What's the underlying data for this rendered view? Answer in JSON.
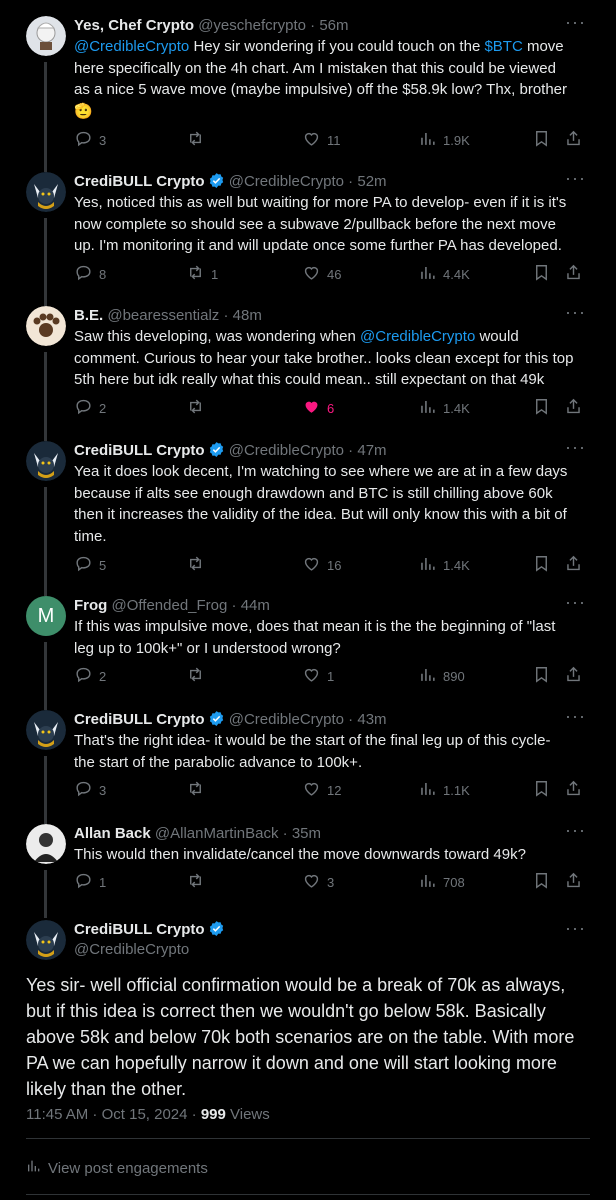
{
  "tweets": [
    {
      "name": "Yes, Chef Crypto",
      "handle": "@yeschefcrypto",
      "time": "56m",
      "verified": false,
      "segments": [
        {
          "t": "@CredibleCrypto",
          "link": true
        },
        {
          "t": " Hey sir wondering if you could touch on the ",
          "link": false
        },
        {
          "t": "$BTC",
          "link": true
        },
        {
          "t": " move here specifically on the 4h chart. Am I mistaken that this could be viewed as a nice 5 wave move (maybe impulsive) off the $58.9k low? Thx, brother",
          "link": false
        },
        {
          "t": "🫡",
          "link": false
        }
      ],
      "replies": "3",
      "reposts": "",
      "likes": "11",
      "views": "1.9K",
      "liked": false
    },
    {
      "name": "CrediBULL Crypto",
      "handle": "@CredibleCrypto",
      "time": "52m",
      "verified": true,
      "segments": [
        {
          "t": "Yes, noticed this as well but waiting for more PA to develop- even if it is it's now complete so should see a subwave 2/pullback before the next move up. I'm monitoring it and will update once some further PA has developed.",
          "link": false
        }
      ],
      "replies": "8",
      "reposts": "1",
      "likes": "46",
      "views": "4.4K",
      "liked": false
    },
    {
      "name": "B.E.",
      "handle": "@bearessentialz",
      "time": "48m",
      "verified": false,
      "segments": [
        {
          "t": "Saw this developing, was wondering when ",
          "link": false
        },
        {
          "t": "@CredibleCrypto",
          "link": true
        },
        {
          "t": " would comment. Curious to hear your take brother.. looks clean except for this top 5th here but idk really what this could mean.. still expectant on that 49k",
          "link": false
        }
      ],
      "replies": "2",
      "reposts": "",
      "likes": "6",
      "views": "1.4K",
      "liked": true
    },
    {
      "name": "CrediBULL Crypto",
      "handle": "@CredibleCrypto",
      "time": "47m",
      "verified": true,
      "segments": [
        {
          "t": "Yea it does look decent, I'm watching to see where we are at in a few days because if alts see enough drawdown and BTC is still chilling above 60k then it increases the validity of the idea. But will only know this with a bit of time.",
          "link": false
        }
      ],
      "replies": "5",
      "reposts": "",
      "likes": "16",
      "views": "1.4K",
      "liked": false
    },
    {
      "name": "Frog",
      "handle": "@Offended_Frog",
      "time": "44m",
      "verified": false,
      "initial": "M",
      "segments": [
        {
          "t": "If this was impulsive move, does that mean it is the the beginning of \"last leg up to 100k+\" or I understood wrong?",
          "link": false
        }
      ],
      "replies": "2",
      "reposts": "",
      "likes": "1",
      "views": "890",
      "liked": false
    },
    {
      "name": "CrediBULL Crypto",
      "handle": "@CredibleCrypto",
      "time": "43m",
      "verified": true,
      "segments": [
        {
          "t": "That's the right idea- it would be the start of the final leg up of this cycle- the start of the parabolic advance to 100k+.",
          "link": false
        }
      ],
      "replies": "3",
      "reposts": "",
      "likes": "12",
      "views": "1.1K",
      "liked": false
    },
    {
      "name": "Allan Back",
      "handle": "@AllanMartinBack",
      "time": "35m",
      "verified": false,
      "segments": [
        {
          "t": "This would then invalidate/cancel the move downwards toward 49k?",
          "link": false
        }
      ],
      "replies": "1",
      "reposts": "",
      "likes": "3",
      "views": "708",
      "liked": false
    }
  ],
  "main": {
    "name": "CrediBULL Crypto",
    "handle": "@CredibleCrypto",
    "text": "Yes sir- well official confirmation would be a break of 70k as always, but if this idea is correct then we wouldn't go below 58k. Basically above 58k and below 70k both scenarios are on the table. With more PA we can hopefully narrow it down and one will start looking more likely than the other.",
    "timestamp": "11:45 AM · Oct 15, 2024 · ",
    "views_count": "999",
    "views_label": " Views",
    "engagements": "View post engagements"
  },
  "separator": " · ",
  "icons": [
    "more-icon",
    "reply-icon",
    "repost-icon",
    "like-icon",
    "views-icon",
    "bookmark-icon",
    "share-icon",
    "verified-icon"
  ],
  "colors": {
    "background": "#000000",
    "text": "#e7e9ea",
    "muted": "#71767b",
    "link": "#1d9bf0",
    "verified": "#1d9bf0",
    "liked": "#f91880"
  }
}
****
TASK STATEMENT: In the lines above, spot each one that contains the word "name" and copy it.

THE ANSWER:
      "name": "Yes, Chef Crypto",
      "name": "CrediBULL Crypto",
      "name": "B.E.",
      "name": "CrediBULL Crypto",
      "name": "Frog",
      "name": "CrediBULL Crypto",
      "name": "Allan Back",
    "name": "CrediBULL Crypto",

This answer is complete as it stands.